*TASK*.
Should an entry contain an image, leave the image out and repeat the entry's text exactly.

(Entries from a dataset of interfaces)
*** Block opens ***
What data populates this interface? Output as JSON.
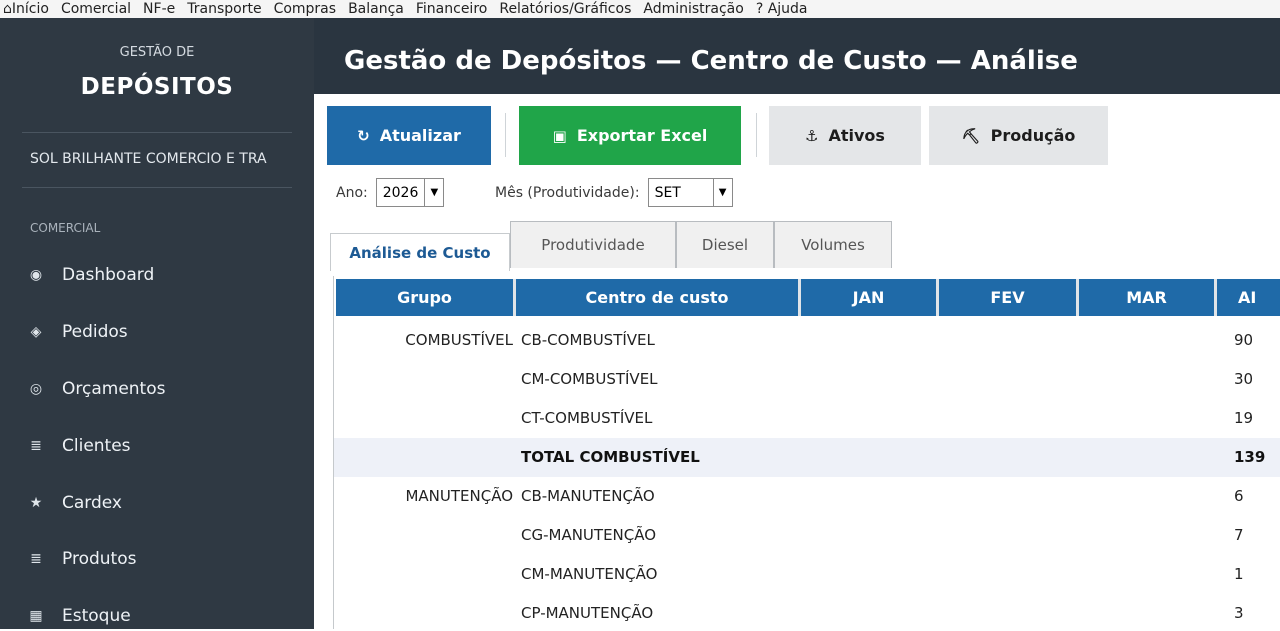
{
  "menu": {
    "items": [
      "Início",
      "Comercial",
      "NF-e",
      "Transporte",
      "Compras",
      "Balança",
      "Financeiro",
      "Relatórios/Gráficos",
      "Administração",
      "? Ajuda"
    ],
    "home_icon": "home-icon"
  },
  "sidebar": {
    "subtitle": "GESTÃO DE",
    "title": "DEPÓSITOS",
    "company": "SOL BRILHANTE COMERCIO E TRA",
    "section": "COMERCIAL",
    "items": [
      {
        "label": "Dashboard",
        "icon": "radio-icon",
        "glyph": "◉"
      },
      {
        "label": "Pedidos",
        "icon": "diamond-icon",
        "glyph": "◈"
      },
      {
        "label": "Orçamentos",
        "icon": "circle-icon",
        "glyph": "◎"
      },
      {
        "label": "Clientes",
        "icon": "list-icon",
        "glyph": "≣"
      },
      {
        "label": "Cardex",
        "icon": "star-icon",
        "glyph": "★"
      },
      {
        "label": "Produtos",
        "icon": "list-icon",
        "glyph": "≣"
      },
      {
        "label": "Estoque",
        "icon": "box-icon",
        "glyph": "▦"
      }
    ]
  },
  "header": {
    "title": "Gestão de Depósitos  —  Centro de Custo — Análise"
  },
  "toolbar": {
    "refresh_label": "Atualizar",
    "refresh_glyph": "↻",
    "export_label": "Exportar Excel",
    "export_glyph": "▣",
    "ativos_label": "Ativos",
    "ativos_glyph": "⚓",
    "producao_label": "Produção",
    "producao_glyph": "⛏"
  },
  "filters": {
    "year_label": "Ano:",
    "year_value": "2026",
    "month_label": "Mês (Produtividade):",
    "month_value": "SET"
  },
  "tabs": [
    "Análise de Custo",
    "Produtividade",
    "Diesel",
    "Volumes"
  ],
  "table": {
    "columns": [
      "Grupo",
      "Centro de custo",
      "JAN",
      "FEV",
      "MAR",
      "AI"
    ],
    "rows": [
      {
        "grupo": "COMBUSTÍVEL",
        "cc": "CB-COMBUSTÍVEL",
        "abr": "90",
        "total": false
      },
      {
        "grupo": "",
        "cc": "CM-COMBUSTÍVEL",
        "abr": "30",
        "total": false
      },
      {
        "grupo": "",
        "cc": "CT-COMBUSTÍVEL",
        "abr": "19",
        "total": false
      },
      {
        "grupo": "",
        "cc": "TOTAL COMBUSTÍVEL",
        "abr": "139",
        "total": true
      },
      {
        "grupo": "MANUTENÇÃO",
        "cc": "CB-MANUTENÇÃO",
        "abr": "6",
        "total": false
      },
      {
        "grupo": "",
        "cc": "CG-MANUTENÇÃO",
        "abr": "7",
        "total": false
      },
      {
        "grupo": "",
        "cc": "CM-MANUTENÇÃO",
        "abr": "1",
        "total": false
      },
      {
        "grupo": "",
        "cc": "CP-MANUTENÇÃO",
        "abr": "3",
        "total": false
      }
    ]
  },
  "colors": {
    "sidebar": "#2f3943",
    "header": "#2a3540",
    "accent_blue": "#1f6aa8",
    "accent_green": "#20a549",
    "tab_active_text": "#1d5a94"
  }
}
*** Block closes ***
*ANSWER TO THIS TASK*.
What data populates this interface? Output as JSON.
{
  "menu": {
    "items": [
      "Início",
      "Comercial",
      "NF-e",
      "Transporte",
      "Compras",
      "Balança",
      "Financeiro",
      "Relatórios/Gráficos",
      "Administração",
      "? Ajuda"
    ],
    "home_icon": "home-icon"
  },
  "sidebar": {
    "subtitle": "GESTÃO DE",
    "title": "DEPÓSITOS",
    "company": "SOL BRILHANTE COMERCIO E TRA",
    "section": "COMERCIAL",
    "items": [
      {
        "label": "Dashboard",
        "icon": "radio-icon",
        "glyph": "◉"
      },
      {
        "label": "Pedidos",
        "icon": "diamond-icon",
        "glyph": "◈"
      },
      {
        "label": "Orçamentos",
        "icon": "circle-icon",
        "glyph": "◎"
      },
      {
        "label": "Clientes",
        "icon": "list-icon",
        "glyph": "≣"
      },
      {
        "label": "Cardex",
        "icon": "star-icon",
        "glyph": "★"
      },
      {
        "label": "Produtos",
        "icon": "list-icon",
        "glyph": "≣"
      },
      {
        "label": "Estoque",
        "icon": "box-icon",
        "glyph": "▦"
      }
    ]
  },
  "header": {
    "title": "Gestão de Depósitos  —  Centro de Custo — Análise"
  },
  "toolbar": {
    "refresh_label": "Atualizar",
    "refresh_glyph": "↻",
    "export_label": "Exportar Excel",
    "export_glyph": "▣",
    "ativos_label": "Ativos",
    "ativos_glyph": "⚓",
    "producao_label": "Produção",
    "producao_glyph": "⛏"
  },
  "filters": {
    "year_label": "Ano:",
    "year_value": "2026",
    "month_label": "Mês (Produtividade):",
    "month_value": "SET"
  },
  "tabs": [
    "Análise de Custo",
    "Produtividade",
    "Diesel",
    "Volumes"
  ],
  "table": {
    "columns": [
      "Grupo",
      "Centro de custo",
      "JAN",
      "FEV",
      "MAR",
      "AI"
    ],
    "rows": [
      {
        "grupo": "COMBUSTÍVEL",
        "cc": "CB-COMBUSTÍVEL",
        "abr": "90",
        "total": false
      },
      {
        "grupo": "",
        "cc": "CM-COMBUSTÍVEL",
        "abr": "30",
        "total": false
      },
      {
        "grupo": "",
        "cc": "CT-COMBUSTÍVEL",
        "abr": "19",
        "total": false
      },
      {
        "grupo": "",
        "cc": "TOTAL COMBUSTÍVEL",
        "abr": "139",
        "total": true
      },
      {
        "grupo": "MANUTENÇÃO",
        "cc": "CB-MANUTENÇÃO",
        "abr": "6",
        "total": false
      },
      {
        "grupo": "",
        "cc": "CG-MANUTENÇÃO",
        "abr": "7",
        "total": false
      },
      {
        "grupo": "",
        "cc": "CM-MANUTENÇÃO",
        "abr": "1",
        "total": false
      },
      {
        "grupo": "",
        "cc": "CP-MANUTENÇÃO",
        "abr": "3",
        "total": false
      }
    ]
  },
  "colors": {
    "sidebar": "#2f3943",
    "header": "#2a3540",
    "accent_blue": "#1f6aa8",
    "accent_green": "#20a549",
    "tab_active_text": "#1d5a94"
  }
}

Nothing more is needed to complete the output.